_What the exercise asks_.
Write out each record in full and exactly as given. Skip any pictures.

BEGIN Data to examine

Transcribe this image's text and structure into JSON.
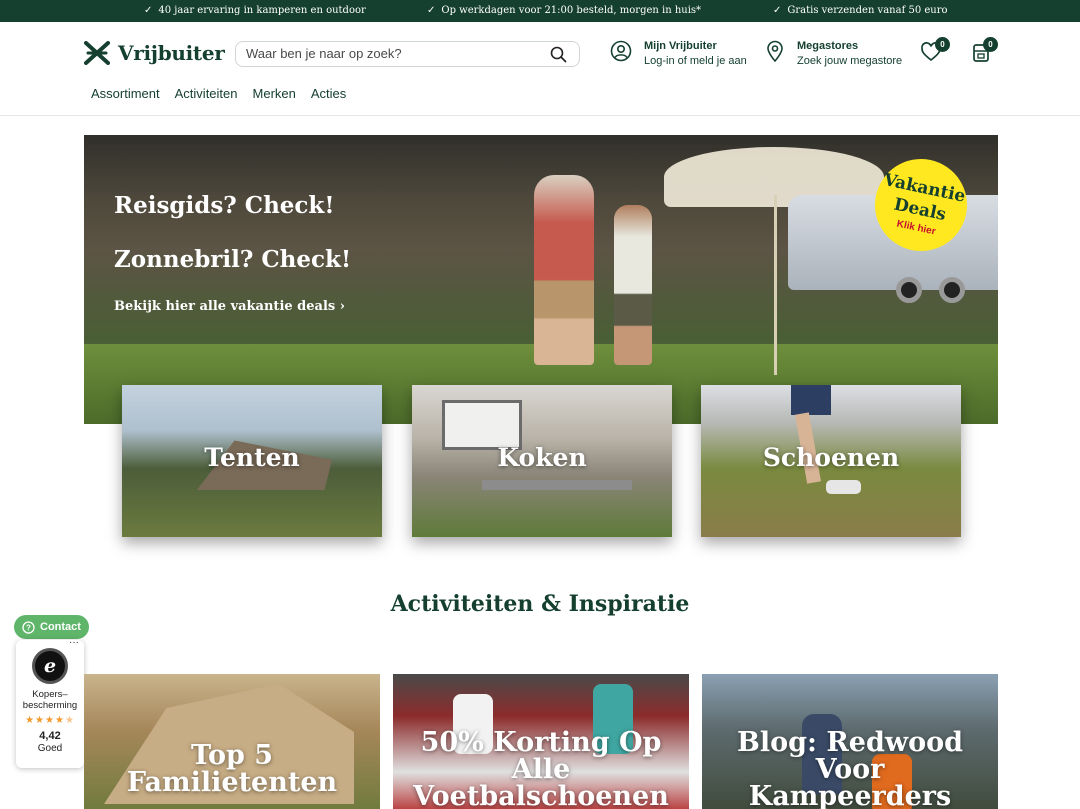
{
  "usp": [
    {
      "text": "40 jaar ervaring in kamperen en outdoor"
    },
    {
      "text": "Op werkdagen voor 21:00 besteld, morgen in huis*"
    },
    {
      "text": "Gratis verzenden vanaf 50 euro"
    }
  ],
  "header": {
    "logo_text": "Vrijbuiter",
    "search_placeholder": "Waar ben je naar op zoek?",
    "account": {
      "title": "Mijn Vrijbuiter",
      "subtitle": "Log-in of meld je aan"
    },
    "stores": {
      "title": "Megastores",
      "subtitle": "Zoek jouw megastore"
    },
    "wishlist_count": "0",
    "cart_count": "0"
  },
  "nav": [
    "Assortiment",
    "Activiteiten",
    "Merken",
    "Acties"
  ],
  "hero": {
    "title": "Reisgids? Check! Zonnebril? Check!",
    "link": "Bekijk hier alle vakantie deals ›",
    "badge": {
      "line1": "Vakantie",
      "line2": "Deals",
      "cta": "Klik hier"
    }
  },
  "categories": [
    "Tenten",
    "Koken",
    "Schoenen"
  ],
  "section_title": "Activiteiten & Inspiratie",
  "widgets": {
    "contact": "Contact",
    "trust": {
      "label": "Kopers– bescherming",
      "score": "4,42",
      "level": "Goed",
      "rating": 4.42
    }
  },
  "cards": [
    "Top 5 Familietenten",
    "50% Korting Op Alle Voetbalschoenen",
    "Blog: Redwood Voor Kampeerders"
  ],
  "colors": {
    "brand": "#15402f",
    "accent": "#ffe81f",
    "contact": "#5fb56a"
  }
}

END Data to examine

_Answer for this exercise_.
Transcribe this image's text and structure into JSON.
{
  "usp": [
    {
      "text": "40 jaar ervaring in kamperen en outdoor"
    },
    {
      "text": "Op werkdagen voor 21:00 besteld, morgen in huis*"
    },
    {
      "text": "Gratis verzenden vanaf 50 euro"
    }
  ],
  "header": {
    "logo_text": "Vrijbuiter",
    "search_placeholder": "Waar ben je naar op zoek?",
    "account": {
      "title": "Mijn Vrijbuiter",
      "subtitle": "Log-in of meld je aan"
    },
    "stores": {
      "title": "Megastores",
      "subtitle": "Zoek jouw megastore"
    },
    "wishlist_count": "0",
    "cart_count": "0"
  },
  "nav": [
    "Assortiment",
    "Activiteiten",
    "Merken",
    "Acties"
  ],
  "hero": {
    "title": "Reisgids? Check! Zonnebril? Check!",
    "link": "Bekijk hier alle vakantie deals ›",
    "badge": {
      "line1": "Vakantie",
      "line2": "Deals",
      "cta": "Klik hier"
    }
  },
  "categories": [
    "Tenten",
    "Koken",
    "Schoenen"
  ],
  "section_title": "Activiteiten & Inspiratie",
  "widgets": {
    "contact": "Contact",
    "trust": {
      "label": "Kopers– bescherming",
      "score": "4,42",
      "level": "Goed",
      "rating": 4.42
    }
  },
  "cards": [
    "Top 5 Familietenten",
    "50% Korting Op Alle Voetbalschoenen",
    "Blog: Redwood Voor Kampeerders"
  ],
  "colors": {
    "brand": "#15402f",
    "accent": "#ffe81f",
    "contact": "#5fb56a"
  }
}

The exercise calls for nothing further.